Personal story of changing mindsets to see the opportunities rather than the catastrophe
Earlier this year I was told there was a problem with my liver. They rushed me in for some checks, only for the 2 results to come back cancelling each other. One was just above the normal range and the other, just below.
My, somewhat confused, doctor, suggested it could be scarring on the liver and prescribed a 10kg loss between now and April (6 months window).
If you know me, you probably know that I've been in a hate-hate relationships with my weight since the age of 5, when a kidney virus resulted in my immediate ballooning, a trait that stayed with me since.
This time around, though, I recognised the seriousness of the situation. My mother-in-law died from cirrhosis of the liver and having been with her in her last months, this was a 'good' wake up call.
As soon as I left the doctor's office, I found out foods that were 'liver-healing' as well as those that would help me lose the pesky weight. I also bought a new bathroom scale, and announced to my kids that things are now going to be different around the house. Mainly banishing late evening (fruit) snacking that my younger daughter so love to exercise...
Why am I telling you all this, you might wonder? Well, because part of my hate-hate relationships with foods and diets, was the notion of 'being really good', then having a bad day that was ultimately, unrecoverable. Either it would be super hard to get back into the 'being good' mindset, OR, I'll be telling myself that I've blown it now, so might as well stop.
This is what happened to me yesterday. I've been noticing that for the last few days, I was hungry for something beyond the foods I was eating. It wasn't craving, it was just hunger for something more, or different. As it's just before the Christmas holiday, the house is filled with chocolate gifts we've been getting from clients, friends and family, so yesterday was the day 'good' turned into 'not good at all'.

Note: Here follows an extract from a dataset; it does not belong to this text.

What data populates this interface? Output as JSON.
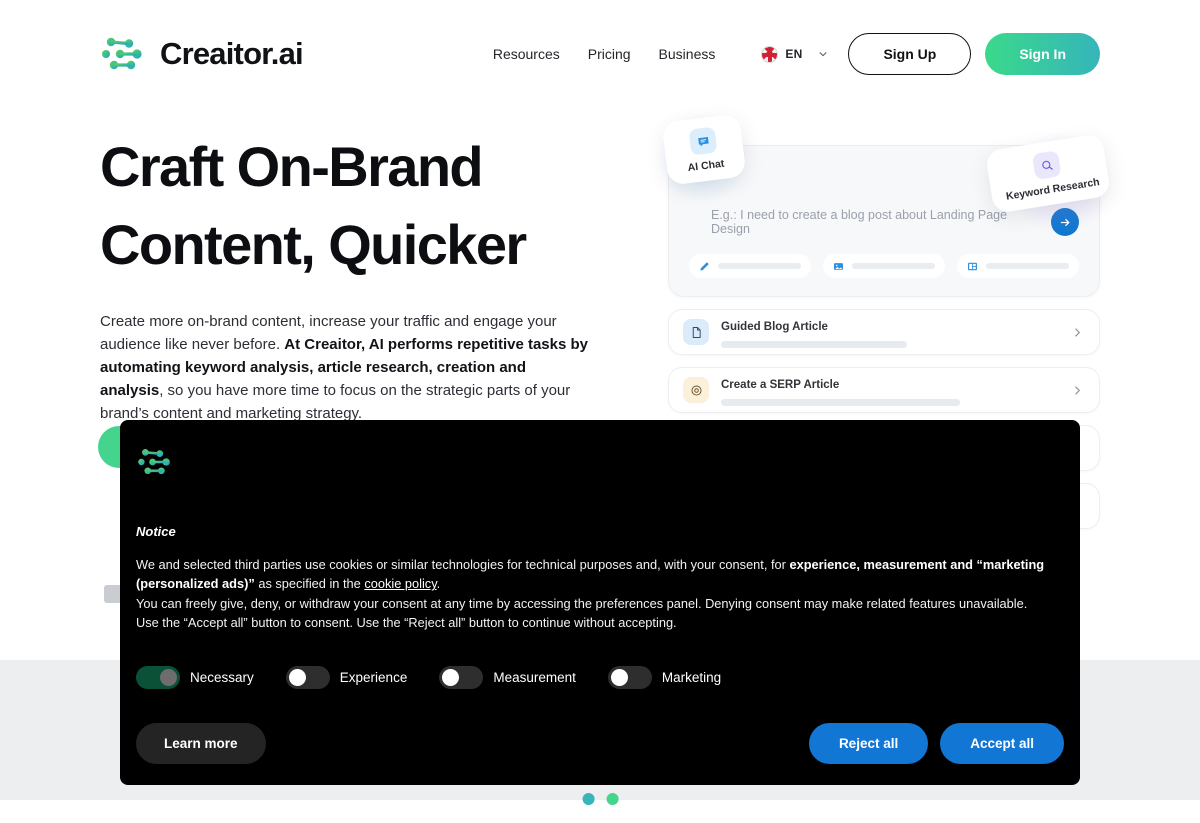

When the feast finished, I asked myself how I was feeling. I noted that the chocolate I did eat didn't satisfy the hunger and the other stuff I ate, made me feel sad, bloated and frustrated. That's when I decided to do what I preach and take the learnings:
What can I learn from the days leading up to the feast, as well as the way the feast was conducted, so that when this feelings comes up again, I will know to deal with it better.
I created a mental list of possibilities, including changing environments (going for a walk or calling a friend), eating a date-based snack if I wanted something sweet, and mostly asking myself this question: would reaching out to <this> food help the future I am carving for myself?
If you know me, you probably know that I don't believe in 100%, especially not when working on eating habits change. I believe in being good 80% and allowing 20% of flexibility. I believe that when the habit change takes place, these percentages will sort themselves out, naturally and as they are meant to be sorted.
There is a saying in the world of NLP (Neuro Linguistic Programming) that says 'there are no mistakes, only feedback'. It means, that everything we do in life is giving us some ideas, or lessons, we would not have otherwise had. Everything we do is giving us the knowledge that we either did well and can do it again, OR, it teaches us that the result we wanted wasn't the one we wanted, so we know better what to do, or what to change, the next time around.
In my example above, I allowed my guards to be down and behaved in a way I identified as 'unhelpful'. If I'd declared it a 'mistake', I would be going down a rabbit hole of blame, shame, guilt, and would choose to stay in 'my story. Instead, I recognised that this was just a blip in the journey, and chose, instead, to take the lessons, the feedback, so that the future doesn't have to repeat itself.
You might be reading this, thinking that eating something you shouldn't have is not really a 'mistake', but I encourage you to look at what you, yourself, define as mistakes you've made, and see that, you too, can take the feedback and allow yourself to learn and grow, rather than shame-talk yourself into a state.
Let's look at three examples that might resonate with you more:
In all these example, you have a choice. Get deeper into your story, berate yourself and declare yourself a no good, OR, you can forgive yourself for doing something because you didn't know better. Now you know better, you will do better!
I'm not saying, don't feel sad, disappointed or even angry. I am saying - allow the feelings to be a guide to what you can do instead. Help yourself to change your reality and move forward in a way that feels right to you, based on all the feedback and new learning you got for yourself from this event.
Feedback moves you forward, so you can do things differently in future, and get a whole new set of results. Some will be exactly what you wished for... Others, will bring you forward even more!